I have an unusually short attention span for reading. That’s strange because I love to read, was an early reader, and, by contrast, I’m an unusually rapid and effective reader. Still, that short attention span is kind of a drag.

If I have two hours worth of reading to do, I have to break it up in 15-minute increments throughout the day. I can’t maintain focus and comprehension for a two-hour period no matter how scheduled and defended the time is. My attention will only last 15 minutes.

I took this up with a renowned psychiatrist. He had an M.D. and a Ph.D. I asked him how I could change this. Doctor Doctor said, “Be born to different parents.”

Accept the things you can’t change. Adapt.

Do you know how long your attention spans are?

My use of attention span(s) plural is a deliberate choice. We used to think attention was a single thing. Now we know we have multiple attention spans that activate randomly from one another.

All this ambiguity is what makes focus so hard. It was hard enough before billion-dollar industries formed to harvest our attention.

All is not lost.

Here’s a first step toward control:

One of your attention spans is for reading. Find it thus:

Next time you have something to read, note the time and begin reading. Continue until you catch your attention drifting off. Return to reading.

When you recognize you’re doing more work trying to hold your attention than you are for actual reading comprehension, stop and note the time.

You’ve just measured your natural span for processing text. It’s as reliable as the number of sit ups you can do: it won’t vary much.

Here’s the reframing. Do you struggle to hold attention and focus? Or do you have short periods of crystalline clarity you can deploy throughout the day.

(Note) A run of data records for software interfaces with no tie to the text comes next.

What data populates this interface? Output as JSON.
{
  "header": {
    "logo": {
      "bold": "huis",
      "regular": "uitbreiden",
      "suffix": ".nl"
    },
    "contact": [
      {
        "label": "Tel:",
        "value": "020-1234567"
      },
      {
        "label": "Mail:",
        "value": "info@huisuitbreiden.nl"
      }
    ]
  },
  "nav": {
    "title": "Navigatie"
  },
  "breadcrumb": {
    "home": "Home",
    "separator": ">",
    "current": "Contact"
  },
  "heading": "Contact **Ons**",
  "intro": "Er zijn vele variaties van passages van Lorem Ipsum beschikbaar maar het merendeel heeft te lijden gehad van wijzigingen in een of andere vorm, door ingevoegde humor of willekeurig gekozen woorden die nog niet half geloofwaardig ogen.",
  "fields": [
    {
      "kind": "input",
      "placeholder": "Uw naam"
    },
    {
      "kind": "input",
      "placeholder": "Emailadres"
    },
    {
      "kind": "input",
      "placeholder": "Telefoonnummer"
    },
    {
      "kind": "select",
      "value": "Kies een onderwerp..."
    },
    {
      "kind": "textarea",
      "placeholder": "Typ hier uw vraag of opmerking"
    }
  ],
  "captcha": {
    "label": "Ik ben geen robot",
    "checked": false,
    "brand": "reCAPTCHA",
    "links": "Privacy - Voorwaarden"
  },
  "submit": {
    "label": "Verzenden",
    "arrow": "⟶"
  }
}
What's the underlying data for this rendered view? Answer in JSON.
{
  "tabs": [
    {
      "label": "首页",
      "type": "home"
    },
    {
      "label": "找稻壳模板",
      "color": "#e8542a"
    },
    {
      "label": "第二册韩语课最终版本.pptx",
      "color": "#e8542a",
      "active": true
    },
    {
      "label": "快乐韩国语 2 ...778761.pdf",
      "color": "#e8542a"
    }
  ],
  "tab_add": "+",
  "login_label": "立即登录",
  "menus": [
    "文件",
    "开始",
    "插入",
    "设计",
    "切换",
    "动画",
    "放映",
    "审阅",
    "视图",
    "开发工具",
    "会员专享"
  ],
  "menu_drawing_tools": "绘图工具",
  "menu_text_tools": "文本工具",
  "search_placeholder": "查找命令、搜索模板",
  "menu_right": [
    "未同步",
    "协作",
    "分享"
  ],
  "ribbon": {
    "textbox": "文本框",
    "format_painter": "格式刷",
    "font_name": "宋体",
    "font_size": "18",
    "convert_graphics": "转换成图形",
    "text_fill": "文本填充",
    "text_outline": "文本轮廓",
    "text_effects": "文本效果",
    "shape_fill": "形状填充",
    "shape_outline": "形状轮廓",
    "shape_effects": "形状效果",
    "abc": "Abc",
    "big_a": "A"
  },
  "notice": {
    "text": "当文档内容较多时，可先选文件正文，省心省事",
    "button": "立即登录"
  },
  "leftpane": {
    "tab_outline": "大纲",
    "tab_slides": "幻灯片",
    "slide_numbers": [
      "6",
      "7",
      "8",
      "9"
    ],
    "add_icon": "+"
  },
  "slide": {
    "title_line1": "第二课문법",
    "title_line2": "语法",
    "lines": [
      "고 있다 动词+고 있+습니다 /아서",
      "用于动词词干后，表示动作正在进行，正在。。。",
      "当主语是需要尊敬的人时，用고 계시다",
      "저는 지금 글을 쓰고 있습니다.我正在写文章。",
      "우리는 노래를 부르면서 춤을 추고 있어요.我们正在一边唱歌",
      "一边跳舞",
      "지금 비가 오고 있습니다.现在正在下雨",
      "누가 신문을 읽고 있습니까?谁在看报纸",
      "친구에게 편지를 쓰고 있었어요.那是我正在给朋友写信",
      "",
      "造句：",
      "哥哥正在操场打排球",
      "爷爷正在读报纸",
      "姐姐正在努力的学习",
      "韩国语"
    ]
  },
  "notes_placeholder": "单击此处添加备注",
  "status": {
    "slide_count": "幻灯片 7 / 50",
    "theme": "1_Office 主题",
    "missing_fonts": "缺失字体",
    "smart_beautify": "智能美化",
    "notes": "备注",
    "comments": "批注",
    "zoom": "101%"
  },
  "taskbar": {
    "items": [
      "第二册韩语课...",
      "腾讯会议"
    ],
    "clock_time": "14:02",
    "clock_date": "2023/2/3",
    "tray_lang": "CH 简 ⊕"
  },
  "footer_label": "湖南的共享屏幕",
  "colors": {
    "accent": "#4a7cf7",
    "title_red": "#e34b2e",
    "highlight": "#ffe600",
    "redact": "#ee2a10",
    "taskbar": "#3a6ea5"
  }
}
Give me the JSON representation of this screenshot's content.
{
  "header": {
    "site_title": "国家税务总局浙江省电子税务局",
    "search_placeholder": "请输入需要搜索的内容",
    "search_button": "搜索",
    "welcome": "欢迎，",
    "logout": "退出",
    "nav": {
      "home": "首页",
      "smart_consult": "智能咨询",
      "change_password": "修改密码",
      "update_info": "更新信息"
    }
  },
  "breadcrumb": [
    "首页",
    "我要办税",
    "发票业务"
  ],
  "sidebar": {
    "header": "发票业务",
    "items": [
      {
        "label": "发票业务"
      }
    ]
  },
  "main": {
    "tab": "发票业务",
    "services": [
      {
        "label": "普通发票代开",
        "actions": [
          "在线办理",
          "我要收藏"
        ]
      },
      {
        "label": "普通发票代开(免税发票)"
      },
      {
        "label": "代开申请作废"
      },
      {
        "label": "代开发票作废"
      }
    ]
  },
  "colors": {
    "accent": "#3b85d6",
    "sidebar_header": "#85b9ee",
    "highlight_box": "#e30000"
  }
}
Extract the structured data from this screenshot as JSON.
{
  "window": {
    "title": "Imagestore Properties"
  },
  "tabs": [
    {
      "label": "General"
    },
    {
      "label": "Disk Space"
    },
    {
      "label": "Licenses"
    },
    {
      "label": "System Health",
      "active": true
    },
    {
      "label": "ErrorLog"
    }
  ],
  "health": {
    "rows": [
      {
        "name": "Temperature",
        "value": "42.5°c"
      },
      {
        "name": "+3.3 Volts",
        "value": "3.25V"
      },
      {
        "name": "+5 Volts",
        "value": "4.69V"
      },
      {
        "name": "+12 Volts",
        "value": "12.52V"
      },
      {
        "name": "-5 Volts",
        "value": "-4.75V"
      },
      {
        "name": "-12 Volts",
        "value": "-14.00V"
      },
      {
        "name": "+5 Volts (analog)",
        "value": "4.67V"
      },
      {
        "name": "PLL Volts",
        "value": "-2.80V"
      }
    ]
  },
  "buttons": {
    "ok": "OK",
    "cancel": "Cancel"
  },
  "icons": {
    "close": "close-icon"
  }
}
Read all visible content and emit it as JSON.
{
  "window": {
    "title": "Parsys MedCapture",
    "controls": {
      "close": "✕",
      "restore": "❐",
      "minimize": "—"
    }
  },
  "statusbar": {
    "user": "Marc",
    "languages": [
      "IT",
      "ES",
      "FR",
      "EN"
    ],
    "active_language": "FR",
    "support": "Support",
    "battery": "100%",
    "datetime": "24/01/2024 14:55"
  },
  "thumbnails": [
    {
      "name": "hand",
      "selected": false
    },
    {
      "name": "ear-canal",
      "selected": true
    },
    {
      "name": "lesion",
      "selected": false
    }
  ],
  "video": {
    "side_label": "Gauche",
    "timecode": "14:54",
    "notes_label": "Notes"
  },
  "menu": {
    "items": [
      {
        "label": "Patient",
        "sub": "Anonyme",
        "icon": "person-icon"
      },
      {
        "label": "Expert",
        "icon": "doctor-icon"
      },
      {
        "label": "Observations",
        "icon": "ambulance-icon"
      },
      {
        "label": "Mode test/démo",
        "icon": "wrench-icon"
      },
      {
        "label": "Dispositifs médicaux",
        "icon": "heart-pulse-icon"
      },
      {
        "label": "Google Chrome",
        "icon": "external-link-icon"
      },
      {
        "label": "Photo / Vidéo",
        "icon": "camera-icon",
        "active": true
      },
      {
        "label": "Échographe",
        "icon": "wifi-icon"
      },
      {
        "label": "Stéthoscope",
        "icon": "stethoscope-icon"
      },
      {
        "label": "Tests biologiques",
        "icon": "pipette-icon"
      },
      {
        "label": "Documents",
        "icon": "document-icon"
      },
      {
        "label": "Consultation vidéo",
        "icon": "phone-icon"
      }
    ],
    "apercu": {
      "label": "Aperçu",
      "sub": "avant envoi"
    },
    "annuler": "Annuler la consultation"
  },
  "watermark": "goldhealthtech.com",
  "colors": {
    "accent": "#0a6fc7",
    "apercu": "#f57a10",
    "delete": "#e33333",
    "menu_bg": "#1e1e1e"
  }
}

Email us and we’ll send you a questionnaire that will measure the strength of your attentional processes.